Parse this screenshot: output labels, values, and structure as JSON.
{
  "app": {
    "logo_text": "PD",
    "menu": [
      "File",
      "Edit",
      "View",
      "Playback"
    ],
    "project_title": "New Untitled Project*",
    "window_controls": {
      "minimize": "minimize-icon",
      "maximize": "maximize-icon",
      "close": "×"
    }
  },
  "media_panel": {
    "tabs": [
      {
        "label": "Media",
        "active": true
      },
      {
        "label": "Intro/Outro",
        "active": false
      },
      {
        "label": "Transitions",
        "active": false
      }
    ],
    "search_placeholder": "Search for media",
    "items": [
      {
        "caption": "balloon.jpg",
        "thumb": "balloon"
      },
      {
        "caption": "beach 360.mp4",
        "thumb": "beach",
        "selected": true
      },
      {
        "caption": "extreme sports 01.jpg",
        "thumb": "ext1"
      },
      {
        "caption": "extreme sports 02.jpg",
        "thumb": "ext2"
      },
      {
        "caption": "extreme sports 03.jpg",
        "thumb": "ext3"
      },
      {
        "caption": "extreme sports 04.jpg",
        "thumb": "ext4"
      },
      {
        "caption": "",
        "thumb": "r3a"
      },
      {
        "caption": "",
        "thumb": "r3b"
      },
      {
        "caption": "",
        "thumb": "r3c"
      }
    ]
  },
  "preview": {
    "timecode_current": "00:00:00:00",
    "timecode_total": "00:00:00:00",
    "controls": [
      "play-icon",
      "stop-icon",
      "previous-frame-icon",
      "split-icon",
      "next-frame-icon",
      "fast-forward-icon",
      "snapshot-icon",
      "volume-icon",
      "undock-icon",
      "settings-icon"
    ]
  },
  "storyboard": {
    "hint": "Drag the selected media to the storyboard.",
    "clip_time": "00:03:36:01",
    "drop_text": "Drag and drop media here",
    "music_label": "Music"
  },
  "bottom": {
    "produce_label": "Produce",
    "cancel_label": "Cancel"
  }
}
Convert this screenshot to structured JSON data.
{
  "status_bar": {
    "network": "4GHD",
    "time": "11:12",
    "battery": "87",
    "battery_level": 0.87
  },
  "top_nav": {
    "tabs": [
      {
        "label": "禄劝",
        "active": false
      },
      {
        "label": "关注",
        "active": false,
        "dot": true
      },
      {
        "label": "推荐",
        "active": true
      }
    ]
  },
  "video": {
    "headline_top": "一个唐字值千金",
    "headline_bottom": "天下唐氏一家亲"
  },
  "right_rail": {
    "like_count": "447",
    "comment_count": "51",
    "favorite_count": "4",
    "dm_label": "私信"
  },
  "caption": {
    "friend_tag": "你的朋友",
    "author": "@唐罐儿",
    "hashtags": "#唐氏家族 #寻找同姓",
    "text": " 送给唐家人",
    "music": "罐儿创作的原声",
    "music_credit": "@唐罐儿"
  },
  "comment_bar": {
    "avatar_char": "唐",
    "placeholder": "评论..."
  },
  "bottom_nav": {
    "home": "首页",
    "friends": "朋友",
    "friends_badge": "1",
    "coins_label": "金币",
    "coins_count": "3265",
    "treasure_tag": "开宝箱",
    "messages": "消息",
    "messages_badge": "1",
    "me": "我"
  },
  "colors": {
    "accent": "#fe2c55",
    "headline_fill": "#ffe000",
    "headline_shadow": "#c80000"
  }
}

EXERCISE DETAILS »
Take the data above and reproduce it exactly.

YOUR SOLUTION »
Parse this screenshot: output labels, values, and structure as JSON.
{
  "app": {
    "logo_text": "PD",
    "menu": [
      "File",
      "Edit",
      "View",
      "Playback"
    ],
    "project_title": "New Untitled Project*",
    "window_controls": {
      "minimize": "minimize-icon",
      "maximize": "maximize-icon",
      "close": "×"
    }
  },
  "media_panel": {
    "tabs": [
      {
        "label": "Media",
        "active": true
      },
      {
        "label": "Intro/Outro",
        "active": false
      },
      {
        "label": "Transitions",
        "active": false
      }
    ],
    "search_placeholder": "Search for media",
    "items": [
      {
        "caption": "balloon.jpg",
        "thumb": "balloon"
      },
      {
        "caption": "beach 360.mp4",
        "thumb": "beach",
        "selected": true
      },
      {
        "caption": "extreme sports 01.jpg",
        "thumb": "ext1"
      },
      {
        "caption": "extreme sports 02.jpg",
        "thumb": "ext2"
      },
      {
        "caption": "extreme sports 03.jpg",
        "thumb": "ext3"
      },
      {
        "caption": "extreme sports 04.jpg",
        "thumb": "ext4"
      },
      {
        "caption": "",
        "thumb": "r3a"
      },
      {
        "caption": "",
        "thumb": "r3b"
      },
      {
        "caption": "",
        "thumb": "r3c"
      }
    ]
  },
  "preview": {
    "timecode_current": "00:00:00:00",
    "timecode_total": "00:00:00:00",
    "controls": [
      "play-icon",
      "stop-icon",
      "previous-frame-icon",
      "split-icon",
      "next-frame-icon",
      "fast-forward-icon",
      "snapshot-icon",
      "volume-icon",
      "undock-icon",
      "settings-icon"
    ]
  },
  "storyboard": {
    "hint": "Drag the selected media to the storyboard.",
    "clip_time": "00:03:36:01",
    "drop_text": "Drag and drop media here",
    "music_label": "Music"
  },
  "bottom": {
    "produce_label": "Produce",
    "cancel_label": "Cancel"
  }
}
Convert this screenshot to structured JSON data.
{
  "status_bar": {
    "network": "4GHD",
    "time": "11:12",
    "battery": "87",
    "battery_level": 0.87
  },
  "top_nav": {
    "tabs": [
      {
        "label": "禄劝",
        "active": false
      },
      {
        "label": "关注",
        "active": false,
        "dot": true
      },
      {
        "label": "推荐",
        "active": true
      }
    ]
  },
  "video": {
    "headline_top": "一个唐字值千金",
    "headline_bottom": "天下唐氏一家亲"
  },
  "right_rail": {
    "like_count": "447",
    "comment_count": "51",
    "favorite_count": "4",
    "dm_label": "私信"
  },
  "caption": {
    "friend_tag": "你的朋友",
    "author": "@唐罐儿",
    "hashtags": "#唐氏家族 #寻找同姓",
    "text": " 送给唐家人",
    "music": "罐儿创作的原声",
    "music_credit": "@唐罐儿"
  },
  "comment_bar": {
    "avatar_char": "唐",
    "placeholder": "评论..."
  },
  "bottom_nav": {
    "home": "首页",
    "friends": "朋友",
    "friends_badge": "1",
    "coins_label": "金币",
    "coins_count": "3265",
    "treasure_tag": "开宝箱",
    "messages": "消息",
    "messages_badge": "1",
    "me": "我"
  },
  "colors": {
    "accent": "#fe2c55",
    "headline_fill": "#ffe000",
    "headline_shadow": "#c80000"
  }
}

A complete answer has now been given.